In other states, the laws are actually designed to keep superbug outbreaks secret. More than a third of states bar disclosing the location of an outbreak, or in some cases, even that one occurred.
Hospital Profits Come Before Patient Safety
So what do hospitals do? Protect their profits. They delay reporting the outbreaks or don’t report them at all.
Kimisha Causey is coordinator for the Nevada Department of Health and Human Services’ hospital-acquired-infections unit. She says that delay or non-reporting is common. “You’ll find that in every state,” she says. “Facilities do not want the state involved.”
In Ohio, at least 22 patients were infected and seven died last year when an outbreak of antibiotic-resistant Acinetobacter baumannii spread through a hospital and seven long-term care facilities.
The facilities failed to warn each other when transferring infected patients from one hospital to another. The public was never notified. Worse, even the infected patients were not told they had a drug-resistant disease.
An Ohio Department of Health spokeswoman said the outbreak wasn’t made public because “there are no national public health guidelines suggesting public notices in such instances.”4
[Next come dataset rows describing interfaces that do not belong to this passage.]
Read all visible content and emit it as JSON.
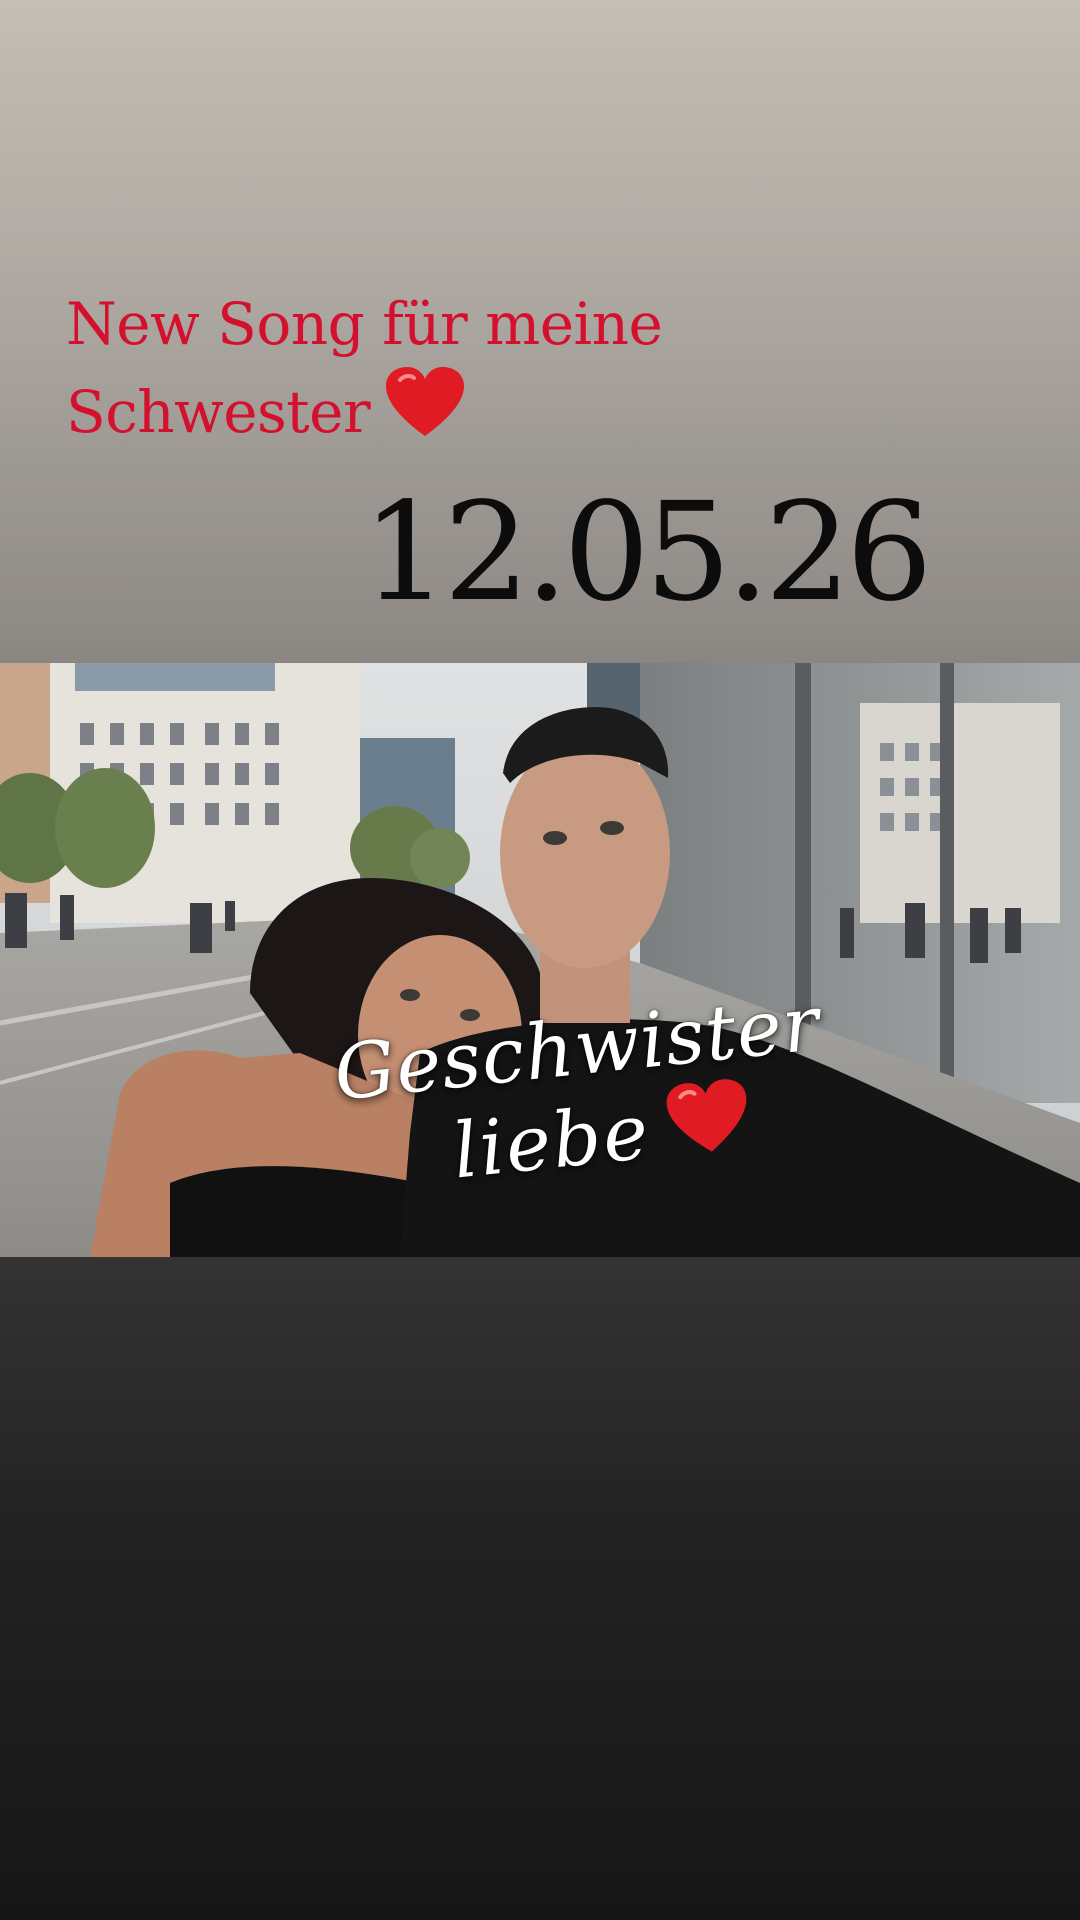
{
  "story": {
    "caption_line1": "New Song für meine",
    "caption_line2": "Schwester",
    "caption_heart_icon": "red-heart-icon",
    "release_date": "12.05.26",
    "photo": {
      "overlay_line1": "Geschwister",
      "overlay_line2": "liebe",
      "overlay_heart_icon": "red-heart-icon"
    }
  },
  "colors": {
    "caption": "#d4102e",
    "date": "#0c0c0c",
    "heart": "#e01b24",
    "overlay_text": "#ffffff"
  }
}
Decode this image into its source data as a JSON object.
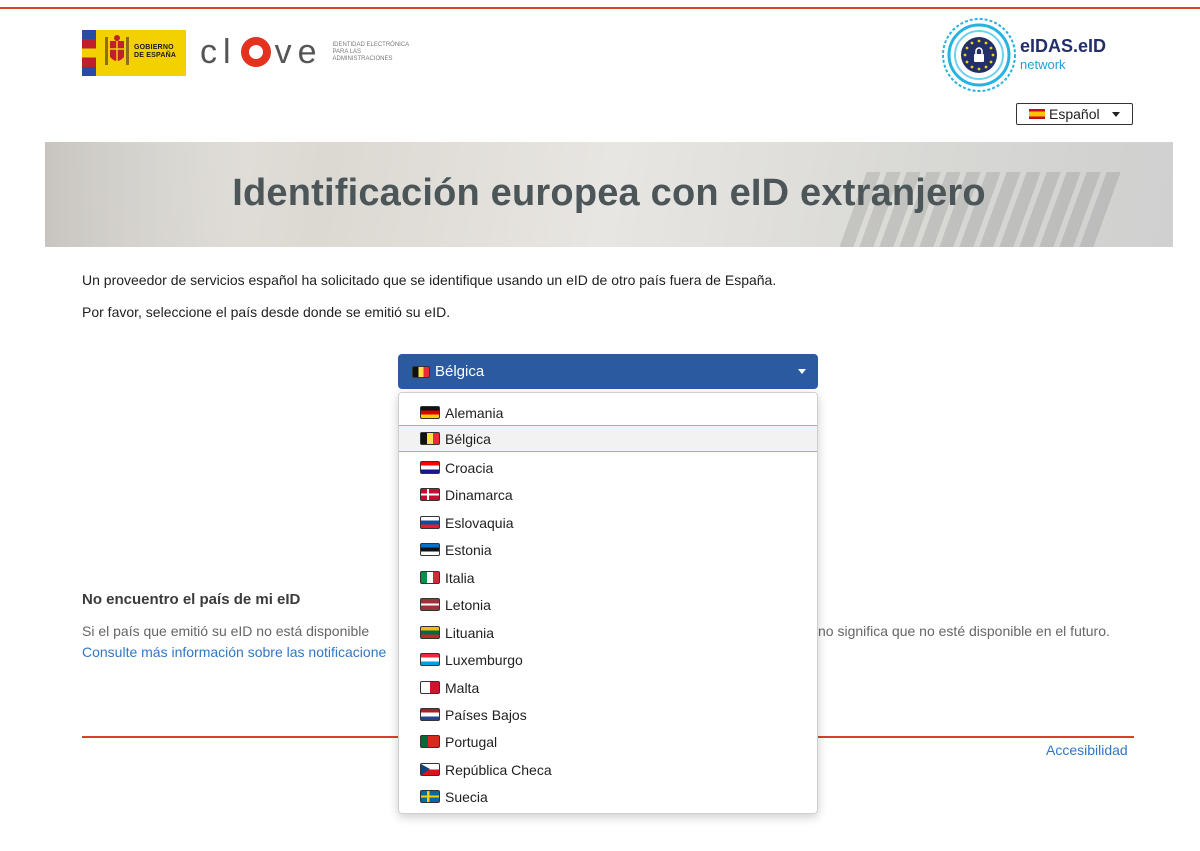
{
  "header": {
    "gov_logo_lines": [
      "GOBIERNO",
      "DE ESPAÑA"
    ],
    "clave_brand": {
      "left": "cl",
      "right": "ve"
    },
    "clave_tagline": "IDENTIDAD ELECTRÓNICA PARA LAS ADMINISTRACIONES",
    "eidas_title": "eIDAS.eID",
    "eidas_subtitle": "network",
    "language_selector": {
      "selected": "Español"
    }
  },
  "hero": {
    "title": "Identificación europea con eID extranjero"
  },
  "intro": {
    "line1": "Un proveedor de servicios español ha solicitado que se identifique usando un eID de otro país fuera de España.",
    "line2": "Por favor, seleccione el país desde donde se emitió su eID."
  },
  "country_select": {
    "selected": "Bélgica",
    "options": [
      {
        "label": "Alemania",
        "flag": "alemania"
      },
      {
        "label": "Bélgica",
        "flag": "belgica",
        "selected": true
      },
      {
        "label": "Croacia",
        "flag": "croacia"
      },
      {
        "label": "Dinamarca",
        "flag": "dinamarca"
      },
      {
        "label": "Eslovaquia",
        "flag": "eslovaquia"
      },
      {
        "label": "Estonia",
        "flag": "estonia"
      },
      {
        "label": "Italia",
        "flag": "italia"
      },
      {
        "label": "Letonia",
        "flag": "letonia"
      },
      {
        "label": "Lituania",
        "flag": "lituania"
      },
      {
        "label": "Luxemburgo",
        "flag": "luxemburgo"
      },
      {
        "label": "Malta",
        "flag": "malta"
      },
      {
        "label": "Países Bajos",
        "flag": "paises-bajos"
      },
      {
        "label": "Portugal",
        "flag": "portugal"
      },
      {
        "label": "República Checa",
        "flag": "republica-checa"
      },
      {
        "label": "Suecia",
        "flag": "suecia"
      }
    ]
  },
  "info": {
    "heading": "No encuentro el país de mi eID",
    "text_left": "Si el país que emitió su eID no está disponible",
    "text_right": "no significa que no esté disponible en el futuro.",
    "link_text": "Consulte más información sobre las notificacione"
  },
  "footer": {
    "accessibility_link": "Accesibilidad"
  },
  "colors": {
    "accent_red": "#d9412b",
    "select_blue": "#2b5aa0",
    "link_blue": "#2f78c4",
    "eidas_navy": "#232f6b"
  }
}
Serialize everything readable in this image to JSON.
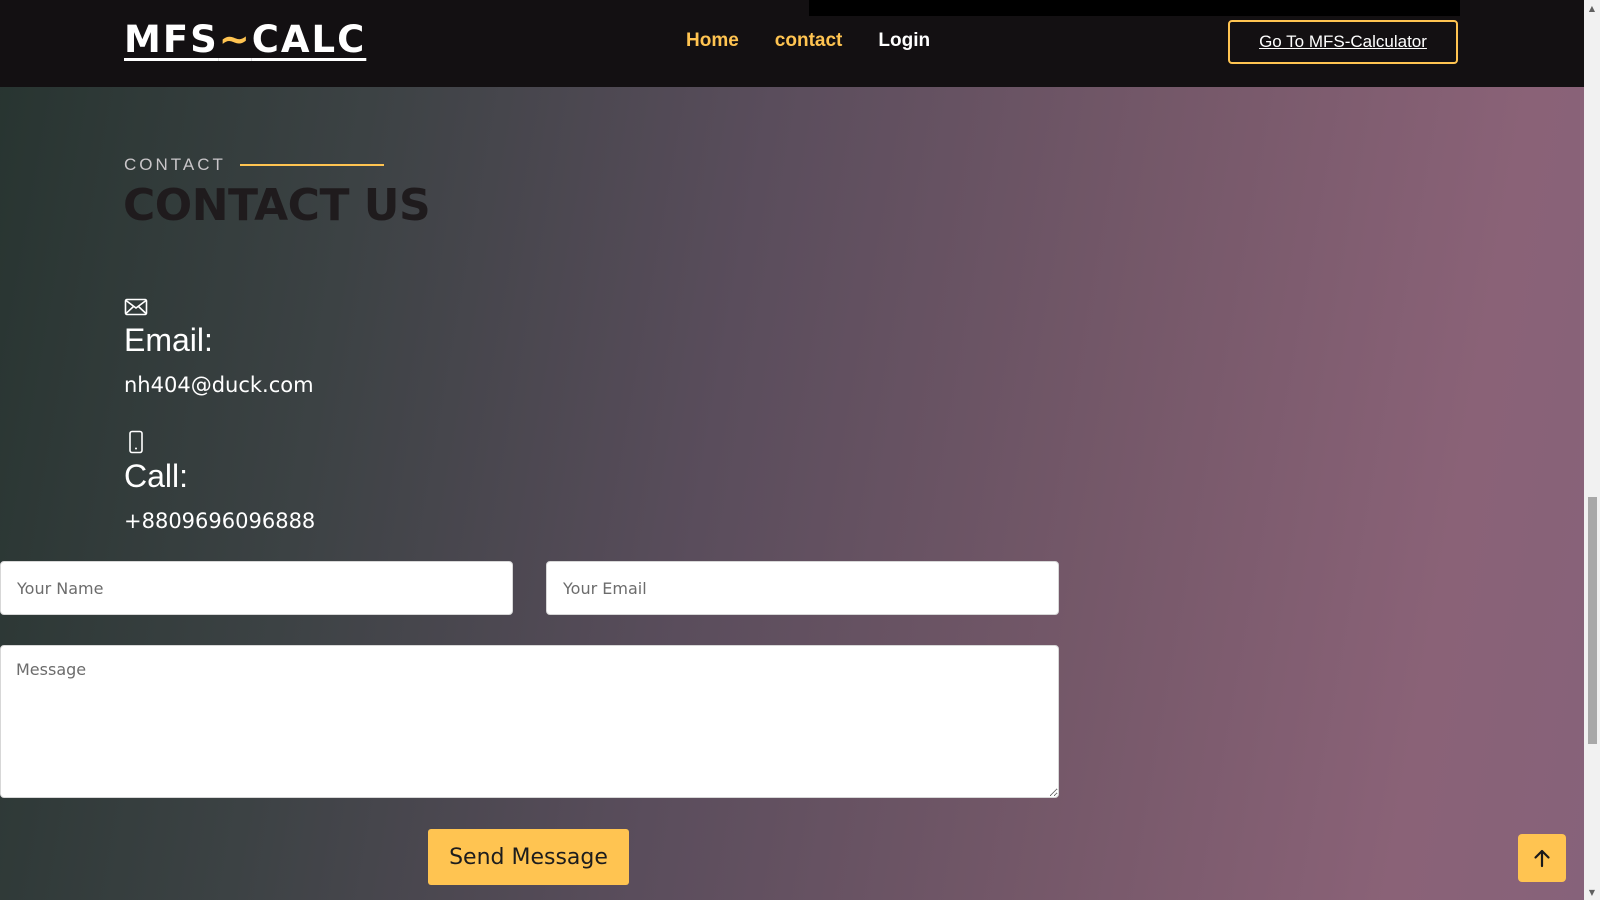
{
  "header": {
    "logo_part1": "MFS",
    "logo_tilde": "~",
    "logo_part2": "CALC",
    "nav": {
      "home": "Home",
      "contact": "contact",
      "login": "Login"
    },
    "cta_label": "Go To MFS-Calculator"
  },
  "section": {
    "eyebrow": "CONTACT",
    "title": "CONTACT US"
  },
  "contact_info": {
    "email_label": "Email:",
    "email_value": "nh404@duck.com",
    "call_label": "Call:",
    "call_value": "+8809696096888"
  },
  "form": {
    "name_placeholder": "Your Name",
    "email_placeholder": "Your Email",
    "message_placeholder": "Message",
    "send_label": "Send Message"
  },
  "icons": {
    "email": "envelope-icon",
    "call": "phone-icon",
    "back_to_top": "arrow-up-icon"
  },
  "colors": {
    "accent": "#ffc451",
    "header_bg": "#131012",
    "title": "#1f1b1d"
  }
}
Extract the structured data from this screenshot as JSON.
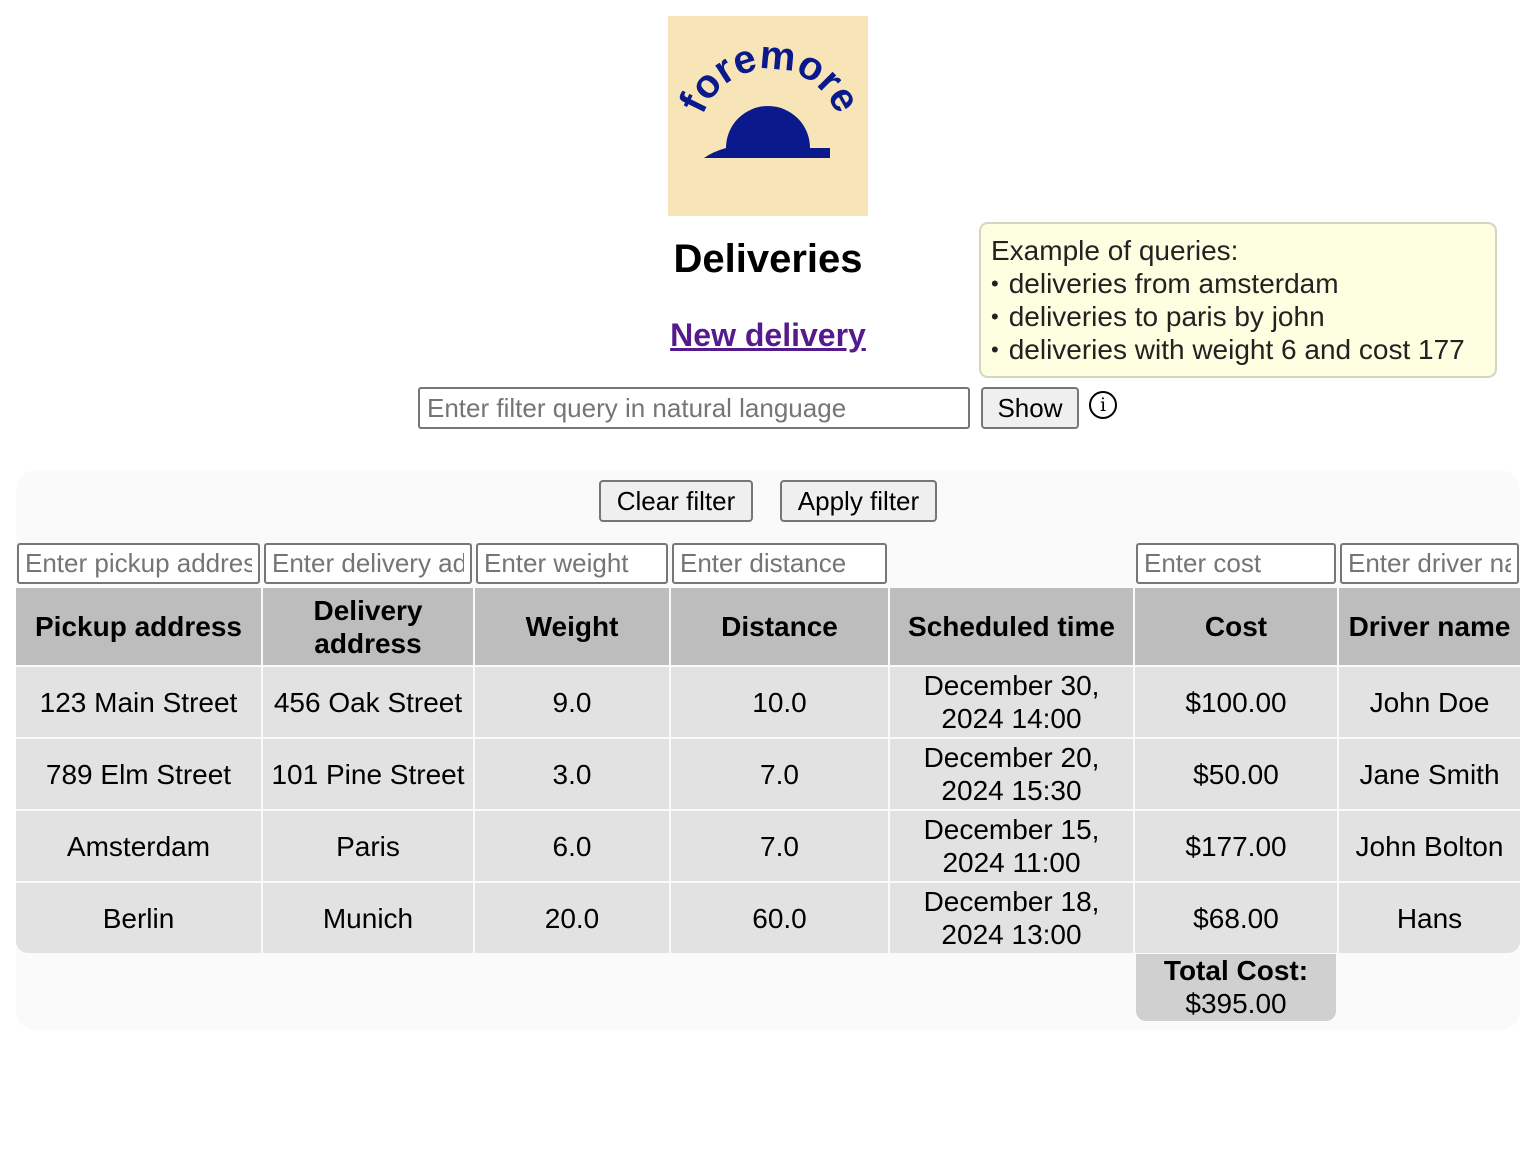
{
  "logo": {
    "text": "foremore",
    "color": "#0a1a8c",
    "background": "#f8e5b7"
  },
  "page_title": "Deliveries",
  "new_delivery_link": "New delivery",
  "tooltip": {
    "heading": "Example of queries:",
    "items": [
      "deliveries from amsterdam",
      "deliveries to paris by john",
      "deliveries with weight 6 and cost 177"
    ]
  },
  "query": {
    "placeholder": "Enter filter query in natural language",
    "show_label": "Show",
    "info_icon": "ⓘ"
  },
  "filters": {
    "clear_label": "Clear filter",
    "apply_label": "Apply filter",
    "pickup_placeholder": "Enter pickup address",
    "delivery_placeholder": "Enter delivery address",
    "weight_placeholder": "Enter weight",
    "distance_placeholder": "Enter distance",
    "cost_placeholder": "Enter cost",
    "driver_placeholder": "Enter driver name"
  },
  "table": {
    "headers": [
      "Pickup address",
      "Delivery address",
      "Weight",
      "Distance",
      "Scheduled time",
      "Cost",
      "Driver name"
    ],
    "rows": [
      [
        "123 Main Street",
        "456 Oak Street",
        "9.0",
        "10.0",
        "December 30, 2024 14:00",
        "$100.00",
        "John Doe"
      ],
      [
        "789 Elm Street",
        "101 Pine Street",
        "3.0",
        "7.0",
        "December 20, 2024 15:30",
        "$50.00",
        "Jane Smith"
      ],
      [
        "Amsterdam",
        "Paris",
        "6.0",
        "7.0",
        "December 15, 2024 11:00",
        "$177.00",
        "John Bolton"
      ],
      [
        "Berlin",
        "Munich",
        "20.0",
        "60.0",
        "December 18, 2024 13:00",
        "$68.00",
        "Hans"
      ]
    ]
  },
  "total": {
    "label": "Total Cost:",
    "value": "$395.00"
  }
}
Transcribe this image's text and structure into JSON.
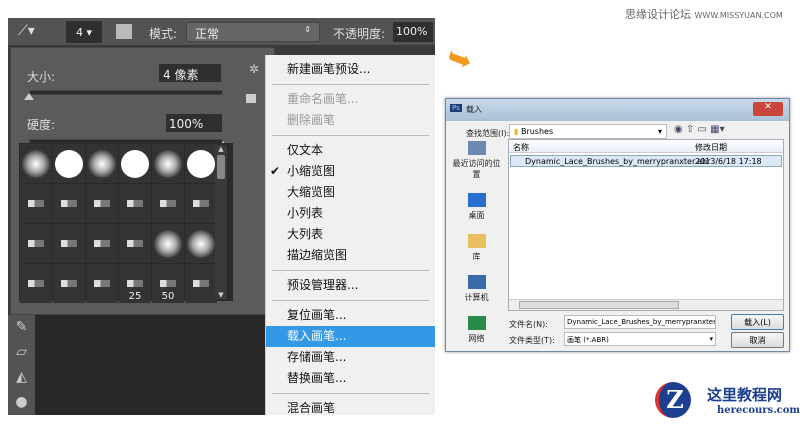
{
  "watermark": {
    "site_cn": "思缘设计论坛",
    "site_url": "WWW.MISSYUAN.COM"
  },
  "toolbar": {
    "brush_size": "4",
    "mode_label": "模式:",
    "mode_value": "正常",
    "opacity_label": "不透明度:",
    "opacity_value": "100%"
  },
  "brush_panel": {
    "size_label": "大小:",
    "size_value": "4 像素",
    "size_fraction": 0.0,
    "hardness_label": "硬度:",
    "hardness_value": "100%",
    "hardness_fraction": 1.0,
    "presets": [
      "soft",
      "hard",
      "soft",
      "hard",
      "soft",
      "hard",
      "tip",
      "tip",
      "tip",
      "tip",
      "tip",
      "tip",
      "tip",
      "tip",
      "tip",
      "tip",
      "soft",
      "soft",
      "tip",
      "tip",
      "tip",
      "tip",
      "tip",
      "tip"
    ],
    "preset_labels": {
      "21": "25",
      "22": "50"
    }
  },
  "menu": {
    "items": [
      {
        "label": "新建画笔预设..."
      },
      {
        "sep": true
      },
      {
        "label": "重命名画笔...",
        "disabled": true
      },
      {
        "label": "删除画笔",
        "disabled": true
      },
      {
        "sep": true
      },
      {
        "label": "仅文本"
      },
      {
        "label": "小缩览图",
        "checked": true
      },
      {
        "label": "大缩览图"
      },
      {
        "label": "小列表"
      },
      {
        "label": "大列表"
      },
      {
        "label": "描边缩览图"
      },
      {
        "sep": true
      },
      {
        "label": "预设管理器..."
      },
      {
        "sep": true
      },
      {
        "label": "复位画笔..."
      },
      {
        "label": "载入画笔...",
        "selected": true
      },
      {
        "label": "存储画笔..."
      },
      {
        "label": "替换画笔..."
      },
      {
        "sep": true
      },
      {
        "label": "混合画笔"
      }
    ],
    "check": "✔"
  },
  "dialog": {
    "app_icon": "Ps",
    "title": "载入",
    "lookin_label": "查找范围(I):",
    "lookin_value": "Brushes",
    "places": [
      "最近访问的位置",
      "桌面",
      "库",
      "计算机",
      "网络"
    ],
    "columns": [
      "名称",
      "修改日期"
    ],
    "files": [
      {
        "name": "Dynamic_Lace_Brushes_by_merrypranxter.abr",
        "date": "2013/6/18 17:18"
      }
    ],
    "filename_label": "文件名(N):",
    "filename_value": "Dynamic_Lace_Brushes_by_merrypranxter.abr",
    "filetype_label": "文件类型(T):",
    "filetype_value": "画笔 (*.ABR)",
    "load_button": "载入(L)",
    "cancel_button": "取消",
    "close": "✕"
  },
  "logo": {
    "name": "这里教程网",
    "url": "herecours.com"
  },
  "colors": {
    "arrow": "#f29a1f",
    "highlight": "#3399e6"
  }
}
The U.S. does not have a unified nationwide system for reporting and tracking outbreaks. This is true even though 15 years have passed since the U.S. government labeled the outbreaks a grave threat to public health.
Not only does the U.S. Centers for Disease Control and Prevention lack regulatory power to track superbug deaths, it has no authority to enforce outbreak reporting.
This means it’s up to states to protect the public. But over the last five years, not one state has fined or punished a health care facility for not reporting a superbug outbreak.
‘Nightmare Bacteria’: A Growing Threat
Now there’s an even deadlier threat that is spreading. It’s a new breed of superbug called carbapenem-resistant Enterobacteriaceae (CRE). It is resistant to even “last-resort” antibiotics that work against other superbugs.
It’s so deadly that CDC director Dr. Tom Frieden called it “nightmare bacteria.”5
CRE was found recently in three hospitals in Boston and one in California. But since hospitals do all they can to hush-up superbug cases, CRE may be much more widespread.6
Superbugs: How to Protect Yourself and Your Loved Ones
Because of lax reporting requirements, it’s not easy to know if a hospital where you are being treated is a hot spot for superbugs. One good resource is Consumer Reports. It keeps a list of hospitals that have no record of MRSA and C. diff infections. The list is here.
Hospital administrators may not want to tell you if their facility has had problems with superbugs. But your doctor may know which hospitals in your area are safest. Ask him or her for advice when choosing a hospital.
You’ve likely heard this before, perhaps because it is the single biggest weapon against superbugs… While in the hospital, wash your hands regularly and religiously. Keep alcohol-based hand sanitizer at your bedside. Use it after you touch any surface that others have touched. This includes doorknobs, TV remotes, and food trays.
And make sure your doctors and nurses wash their hands before they touch you. Don’t feel bad about asking them whether they’ve done it. They know it’s important.